$9 million health blitz targets ice, chronic disease
INDIGENOUS health on the Northern Rivers will receive a $9.1 million investment in community driven programs to tackle significant health challenges including ice and drug addiction, mental conditions, suicide and chronic disease.
On Monday Indigenous Health Minister Ken Wyatt visited Ballina, Lismore and Casino to talk with providers of innovative services in the areas of combating ice dependence, mental health conditions, suicide prevention and chronic disease
He said the funding, commissioned through the North Coast Primary Health Network (PHN), comprised $5.029 million for integrated team care, $2.095 million for drug and alcohol treatment services for Aboriginal and Torres Strait Islanders and $2.006 million for indigenous mental health flexible funding.
Mr Wyatt said the funding supported community driven projects, including mental health, alcohol and other drug services, where local Aboriginal people previously experienced challenges accessing support.
"This includes early intervention trial programs for people with co-existing drug and alcohol issues to encourage them to seek help early and remain connected with support," he said.
"New residential detox services allow Aboriginal men to reconnect with their history, culture and community, and a new health partnership is seeing Aboriginal people trained to become community leaders in suicide prevention."
Mr Wyatt said collaborative, community based approaches were the key to delivering health services that would help close the gap in local Indigenous health.
"There is a strong focus on early intervention in the fight against chronic disease, through programs that support Aboriginal people to attend medical appointments and ensure they receive coordinated and multidisciplinary care," he said.
"Partnerships are also being funded to help identify the early signs of kidney disease which will improve the quality of life of Aboriginal people and reduce the need for dialysis treatment."
Widespread cultural awareness training of health staff will also help clinicians to better understand how they can support the health needs of their Aboriginal patients when they attend medical clinics, which in turn may encourage people to seek treatment early.

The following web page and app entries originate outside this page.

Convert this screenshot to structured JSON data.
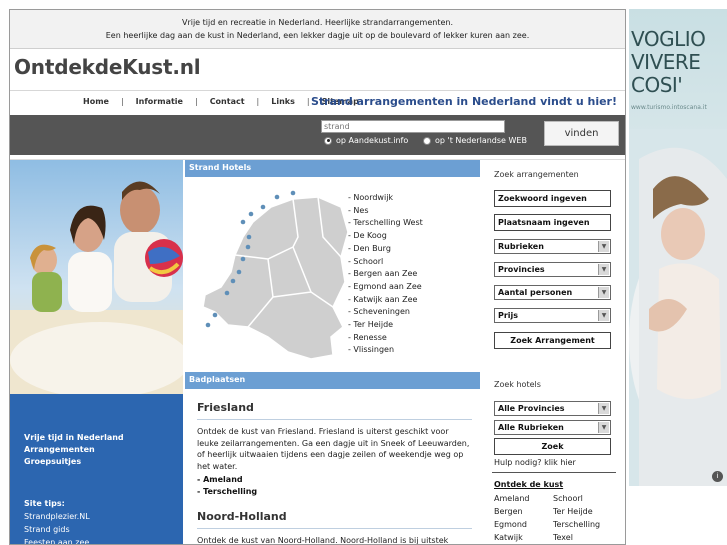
{
  "top": {
    "line1": "Vrije tijd en recreatie in Nederland. Heerlijke strandarrangementen.",
    "line2": "Een heerlijke dag aan de kust in Nederland, een lekker dagje uit op de boulevard of lekker kuren aan zee."
  },
  "logo": "OntdekdeKust.nl",
  "nav": {
    "items": [
      "Home",
      "Informatie",
      "Contact",
      "Links",
      "Sitemap"
    ],
    "separator": "|",
    "slogan": "Strand arrangementen in Nederland vindt u hier!"
  },
  "search": {
    "placeholder": "strand",
    "option1": "op Aandekust.info",
    "option2": "op 't Nederlandse WEB",
    "button": "vinden"
  },
  "left": {
    "nav": [
      "Vrije tijd in Nederland",
      "Arrangementen",
      "Groepsuitjes"
    ],
    "tips_title": "Site tips:",
    "tips": [
      "Strandplezier.NL",
      "Strand gids",
      "Feesten aan zee"
    ]
  },
  "middle": {
    "hotels_title": "Strand Hotels",
    "places": [
      "- Noordwijk",
      "- Nes",
      "- Terschelling West",
      "- De Koog",
      "- Den Burg",
      "- Schoorl",
      "- Bergen aan Zee",
      "- Egmond aan Zee",
      "- Katwijk aan Zee",
      "- Scheveningen",
      "- Ter Heijde",
      "- Renesse",
      "- Vlissingen"
    ],
    "badplaatsen_title": "Badplaatsen",
    "regions": [
      {
        "title": "Friesland",
        "text": "Ontdek de kust van Friesland. Friesland is uiterst geschikt voor leuke zeilarrangementen. Ga een dagje uit in Sneek of Leeuwarden, of heerlijk uitwaaien tijdens een dagje zeilen of weekendje weg op het water.",
        "links": [
          "- Ameland",
          "- Terschelling"
        ]
      },
      {
        "title": "Noord-Holland",
        "text": "Ontdek de kust van Noord-Holland. Noord-Holland is bij uitstek"
      }
    ]
  },
  "right": {
    "zoek_arr_title": "Zoek arrangementen",
    "keyword_btn": "Zoekwoord ingeven",
    "place_btn": "Plaatsnaam ingeven",
    "selects": [
      "Rubrieken",
      "Provincies",
      "Aantal personen",
      "Prijs"
    ],
    "zoek_arr_btn": "Zoek Arrangement",
    "zoek_hotels_title": "Zoek hotels",
    "hotel_selects": [
      "Alle Provincies",
      "Alle Rubrieken"
    ],
    "zoek_btn": "Zoek",
    "help": "Hulp nodig? klik hier",
    "ontdek_title": "Ontdek de kust",
    "ontdek": [
      "Ameland",
      "Schoorl",
      "Bergen",
      "Ter Heijde",
      "Egmond",
      "Terschelling",
      "Katwijk",
      "Texel"
    ]
  },
  "ad": {
    "text": "VOGLIO VIVERE COSI'",
    "url": "www.turismo.intoscana.it",
    "info_icon": "i"
  }
}
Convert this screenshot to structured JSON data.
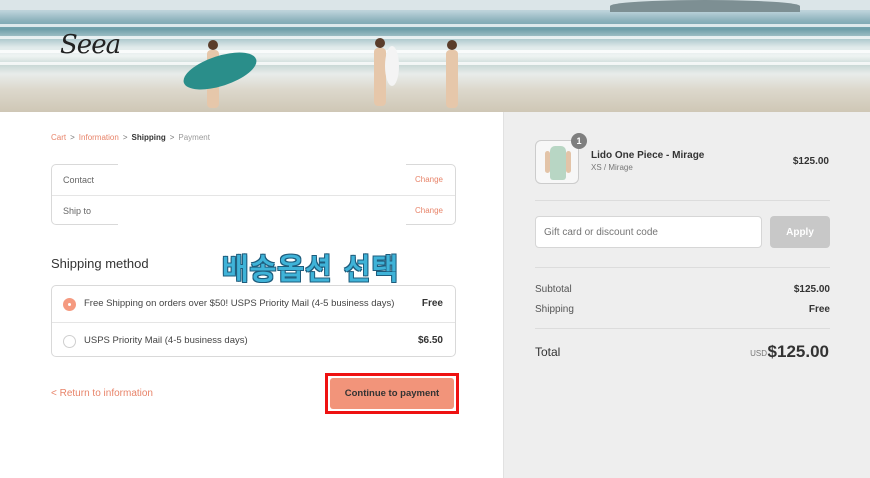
{
  "brand": {
    "logo": "Seea"
  },
  "breadcrumb": [
    {
      "label": "Cart",
      "state": "link"
    },
    {
      "label": "Information",
      "state": "link"
    },
    {
      "label": "Shipping",
      "state": "current"
    },
    {
      "label": "Payment",
      "state": "upcoming"
    }
  ],
  "review": {
    "contact_label": "Contact",
    "ship_to_label": "Ship to",
    "change_label": "Change"
  },
  "shipping": {
    "title": "Shipping method",
    "annotation": "배송옵션 선택",
    "options": [
      {
        "label": "Free Shipping on orders over $50! USPS Priority Mail (4-5 business days)",
        "price": "Free",
        "selected": true
      },
      {
        "label": "USPS Priority Mail (4-5 business days)",
        "price": "$6.50",
        "selected": false
      }
    ]
  },
  "actions": {
    "return_label": "< Return to information",
    "continue_label": "Continue to payment"
  },
  "summary": {
    "item": {
      "quantity": "1",
      "name": "Lido One Piece - Mirage",
      "variant": "XS / Mirage",
      "price": "$125.00"
    },
    "discount_placeholder": "Gift card or discount code",
    "apply_label": "Apply",
    "subtotal_label": "Subtotal",
    "subtotal_value": "$125.00",
    "shipping_label": "Shipping",
    "shipping_value": "Free",
    "total_label": "Total",
    "currency": "USD",
    "total_value": "$125.00"
  },
  "colors": {
    "accent": "#e8846a",
    "button": "#f2947a",
    "highlight_frame": "#ee1111",
    "annotation": "#3fb3d8"
  }
}
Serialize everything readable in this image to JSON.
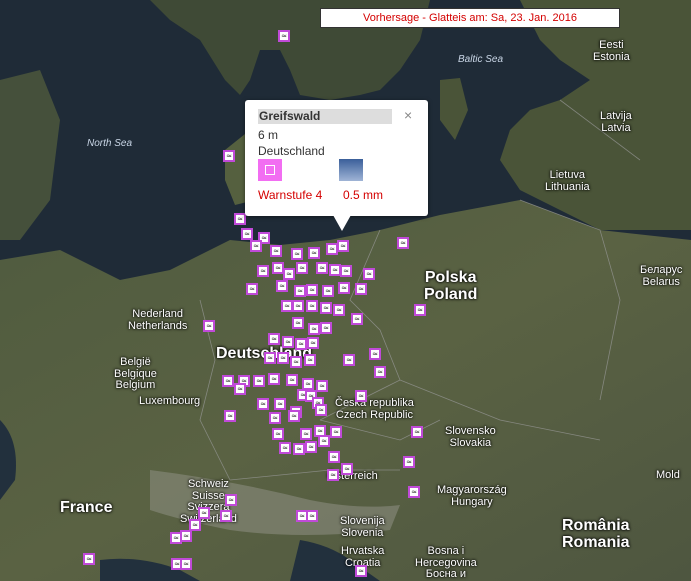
{
  "title": "Vorhersage - Glatteis am: Sa, 23. Jan. 2016",
  "colors": {
    "marker_border": "#c04ad8",
    "warning_text": "#d40000",
    "warn_icon": "#f26ef2"
  },
  "marker_glyph": "≈",
  "map_labels": {
    "north_sea": "North Sea",
    "baltic_sea": "Baltic Sea",
    "estonia": "Eesti\nEstonia",
    "latvia": "Latvija\nLatvia",
    "lithuania": "Lietuva\nLithuania",
    "poland": "Polska\nPoland",
    "belarus": "Беларус\nBelarus",
    "netherlands": "Nederland\nNetherlands",
    "belgium": "België\nBelgique\nBelgium",
    "luxembourg": "Luxembourg",
    "germany": "Deutschland",
    "czech": "Česká republika\nCzech Republic",
    "slovakia": "Slovensko\nSlovakia",
    "austria": "Österreich",
    "hungary": "Magyarország\nHungary",
    "switzerland": "Schweiz\nSuisse\nSvizzera\nSwitzerland",
    "france": "France",
    "slovenia": "Slovenija\nSlovenia",
    "croatia": "Hrvatska\nCroatia",
    "bosnia": "Bosna i\nHercegovina\nБосна и",
    "romania": "România\nRomania",
    "moldova": "Mold"
  },
  "popup": {
    "station": "Greifswald",
    "elevation": "6 m",
    "country": "Deutschland",
    "warning_level": "Warnstufe 4",
    "precipitation": "0.5  mm",
    "close_label": "×",
    "warn_icon": "warning-level-icon",
    "weather_icon": "weather-sky-icon"
  }
}
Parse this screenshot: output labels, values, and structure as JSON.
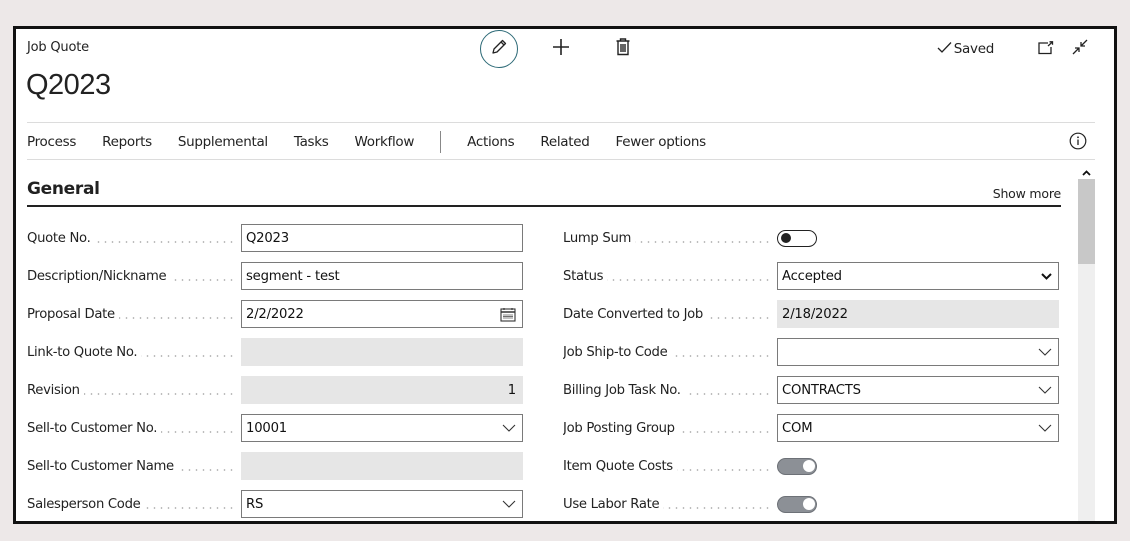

"We know that working with both individuals and Aboriginal Medical Services has been an important part of this commissioning process, and has shaped the prioritisation, planning and evaluation of these health services," Mr Wyatt said.
"We also need to consider how other factors affect health outcomes, such as family pressures, culture, employment, education and housing (and) recognising the impact of these factors will help inform a preventive, whole-of-life approach to Indigenous health."
Key North Coast PHN Indigenous investments:
Integrated Team Care: $5.029 million (2016-18) to improve access to coordinated care for chronic conditions and culturally appropriate care.
Drug and Alcohol Treatment Services for Aboriginal and Torres Strait Islanders: $2.095 million (2016-19) to increase capacity of the drug and alcohol treatment sector though improved regional coordination and by commissioning additional drug and alcohol treatment services for Aboriginal and Torres Strait Islander people.
Indigenous Mental Health Flexible Funding: $2.006 million (2016-18) to improve access to integrated, culturally appropriate and safe mental health services that holistically meet the needs of Aboriginal and Torres Strait Islander people.
North Coast PHN Indigenous projects also include:
headspace Grafton: Funding for establishment and service delivery for new headspace facility;
After Hours Services: To reduce avoidable hospitalisations for Aboriginal and Torres Strait Islander people by supporting carers of high-risk groups in providing home care after hours; and
Aged Care Services: Includes a Residential Care Improvement Program to improve referral processes and relationships between general practice and aged care facilities. Targeted support for Aboriginal Medical Services in the Tweed, Richmond and Clarence Valley regions to support patients at risk in winter, and preparation of a dementia services action plan and provision of dementia services information to local people.